5.  “These conclusions are based on the language contained in the bill, which you may find below.

“Accordingly, I have concluded that the potential for Nevada deficits or expanded Medicaid enrollees being kicked off of Medicaid will be avoided. While I know anything to do with American healthcare is incredibly controversial, we need to continue the process of improving healthcare in America. I fully expect the Senate to continue what has been a raucous discussion to say the least. Nevertheless, American healthcare badly needs work. With my vote today, I am supporting a start of that newest work chapter, while attempting to protect Nevadan’s healthcare interests.”




Expansion ACA v. AHCA

1. As amended by the ACA, Section 1905(y)(1) of the Social Security Act lists the FMAP rates for the ACA Expansion population:

(y)Increased FMAP for Medical Assistance for Newly Eligible Mandatory Individuals.—

(1) Amount of increase.—Notwithstanding subsection (b), the Federal medical assistance percentage for a State that is one of the 50 States or the District of Columbia, with respect to amounts expended by such State for medical assistance for newly eligible individuals described in subclause (VIII) of section 1902(a)(10)(A)(i), shall be equal to—

(A) 100 percent for calendar quarters in 2014, 2015, and 2016;

(B) 95 percent for calendar quarters in 2017;

(C) 94 percent for calendar quarters in 2018;

(D) 93 percent for calendar quarters in 2019; and 90 percent for calendar quarters in 2020 and each year thereafter.

(E) 90 percent for calendar quarters in 2020 and each year thereafter.

2.   AHCA Section 112(b) modifies this section such that this rate only applies to individuals enrolled before 12/31/219 who do not have a break in eligibility for more than one month:

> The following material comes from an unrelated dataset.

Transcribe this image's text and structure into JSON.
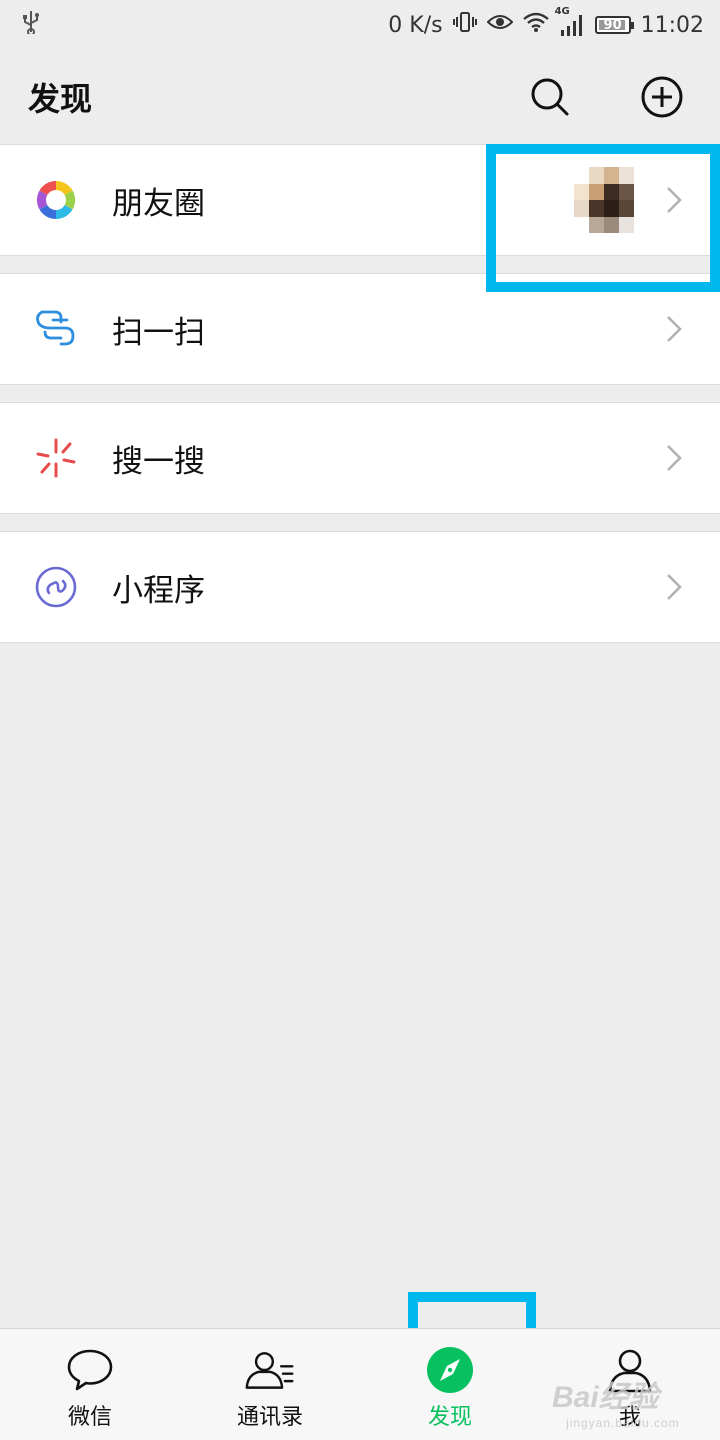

Section 1905 of the Social Security Act (42 U.S.C. 1396d) is amended— (1) in subsection (y)(1), in the matter preceding subparagraph (A), by striking ‘‘with respect to’’ and all that follows through ‘‘shall be’’ and inserting “with respect to amounts expended before January 1, 2020, by such State for medical assistance for newly eligible individuals described in subclause (VIII) of section 1902(a)(10)(A)(i) who are enrolled under the State plan (or a waiver of the plan) before such date and with respect to amounts expended after such date by such State for medical assistance for individuals described in such subclause who were enrolled under such plan (or waiver of such plan) as of December 31, 2019, and who do not have a break in eligibility for medical assistance under such State plan (or waiver) for more than one month after such date, shall be…”